catalog name one-line catalog description number RA(hh.mmsssss) Dec(dd.mmssss) magnitude name ...A program, starcat, exists to translate files in this format into thebinary format for faster plotting in skymap and faster searching using star. These files are then machine-, or at least byte-order-dependent, and contain the right ascension and declination in radians as 8-byte floating point numbers, magnitude with two decimal places, and optionally, the source number.
Magnitude and flux limits may be set, and the size of the plotted source
scaled by its flux. Foreground objects may be labelled and plotted as open
crosses or half-cross as well as circles. The star program may be used to
select interesting objects or print listings of positions and flux. Sources
may be identified using the cursor. A table of source size vs. magnitude may
be plotted in an arbitrary location on the display. Sources may be labelled
with their number, or if plotting from an ASCII file, their name. The
location of this label is specified in display (Tektronix) coordinates, where
coordinates less than 100 are used as offsets from the plotted source
position. The font types and sizes of the star labels may also be specified.
An optional log file may be kept which lists all of the stars plotted to the
The HST Guide Star Catalog
If the Hubble Space Telescope Guide Star Catalog CD-ROM set is mounted on the
computer as a Unix file system, skymap can plot sources directly from the
CD-ROMs. If only one CD-ROM drive is available, only the hemisphere of
interest need be mounted.

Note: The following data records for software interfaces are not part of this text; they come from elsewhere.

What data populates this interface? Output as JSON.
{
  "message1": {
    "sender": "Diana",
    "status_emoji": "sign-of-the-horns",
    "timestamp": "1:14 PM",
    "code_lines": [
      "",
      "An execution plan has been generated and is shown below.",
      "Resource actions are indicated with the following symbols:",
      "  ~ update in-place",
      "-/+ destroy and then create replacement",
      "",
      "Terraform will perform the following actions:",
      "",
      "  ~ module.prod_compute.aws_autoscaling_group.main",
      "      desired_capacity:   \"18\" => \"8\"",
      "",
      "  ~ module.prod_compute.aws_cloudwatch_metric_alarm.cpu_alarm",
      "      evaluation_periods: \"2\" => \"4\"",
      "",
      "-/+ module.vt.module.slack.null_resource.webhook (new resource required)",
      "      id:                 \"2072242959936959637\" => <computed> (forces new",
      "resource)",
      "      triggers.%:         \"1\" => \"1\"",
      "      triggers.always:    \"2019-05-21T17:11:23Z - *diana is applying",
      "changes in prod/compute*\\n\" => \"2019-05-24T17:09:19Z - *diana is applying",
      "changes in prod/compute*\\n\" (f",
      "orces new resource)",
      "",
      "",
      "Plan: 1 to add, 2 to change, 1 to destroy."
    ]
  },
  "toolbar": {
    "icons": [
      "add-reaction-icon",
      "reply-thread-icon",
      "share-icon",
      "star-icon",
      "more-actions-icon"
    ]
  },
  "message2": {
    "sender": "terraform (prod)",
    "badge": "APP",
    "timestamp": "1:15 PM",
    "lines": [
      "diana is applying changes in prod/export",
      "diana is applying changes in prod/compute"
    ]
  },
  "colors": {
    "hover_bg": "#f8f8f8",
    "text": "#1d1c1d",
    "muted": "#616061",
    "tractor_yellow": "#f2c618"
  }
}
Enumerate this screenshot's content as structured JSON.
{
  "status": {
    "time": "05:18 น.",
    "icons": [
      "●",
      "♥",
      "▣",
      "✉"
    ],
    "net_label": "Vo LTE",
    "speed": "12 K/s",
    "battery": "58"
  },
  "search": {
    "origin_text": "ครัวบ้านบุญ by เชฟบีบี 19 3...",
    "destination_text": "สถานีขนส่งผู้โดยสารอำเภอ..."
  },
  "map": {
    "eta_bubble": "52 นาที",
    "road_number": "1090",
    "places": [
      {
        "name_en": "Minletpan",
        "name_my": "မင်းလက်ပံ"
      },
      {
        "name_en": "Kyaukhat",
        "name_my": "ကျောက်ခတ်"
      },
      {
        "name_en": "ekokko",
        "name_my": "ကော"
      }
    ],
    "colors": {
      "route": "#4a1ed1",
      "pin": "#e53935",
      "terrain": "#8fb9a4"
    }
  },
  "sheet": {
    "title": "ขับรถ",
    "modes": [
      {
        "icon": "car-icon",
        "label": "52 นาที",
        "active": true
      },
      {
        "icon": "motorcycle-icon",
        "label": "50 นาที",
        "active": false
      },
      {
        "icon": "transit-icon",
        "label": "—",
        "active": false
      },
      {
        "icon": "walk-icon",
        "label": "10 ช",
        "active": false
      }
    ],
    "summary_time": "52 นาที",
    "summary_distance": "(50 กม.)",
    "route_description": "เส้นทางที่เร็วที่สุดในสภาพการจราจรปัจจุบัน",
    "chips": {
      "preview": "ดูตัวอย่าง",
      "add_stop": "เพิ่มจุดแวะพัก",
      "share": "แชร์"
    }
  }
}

As with other catalogs, magnitude limits may be set.
In addition, objects may be selected by whether or not they have been flagged
as non-stellar. Guide Stars may be plotted in the same way as the other
catalogs. If the stars are labelled, the number of the region is omitted. An
optional log file listing all Guide Stars with region and source number may be
Positions of many solar system objects, including the sun, the moon, the other
eight planets are read from auxiliary binary files. These files are defived
from the current JPL DE-130 ephemeris and are the most accurate available.
There is one file per year, so no more space is used than is neccessary, and
they reside in the directory whose pathname is specified by the parameter
EPHDIR.Planets may be plotted for any time between 1950 and 1999. Pluto's
position is made more accurate by the inclusion of software to compute the
position of its companion Charon. More than one object can be displayed, and
variation in position over time can be plotted as a series of points or a line
with tick marks. Planet characteristics are tabulated in a file called
planet.db. Rings may be plotted by selecting the appropriate data base entry.
Additional objects may be added to the planet database if ephemeris files in
a simple ASCII format
Julian date right_ascension declination distance_from_Earthexist. In this file,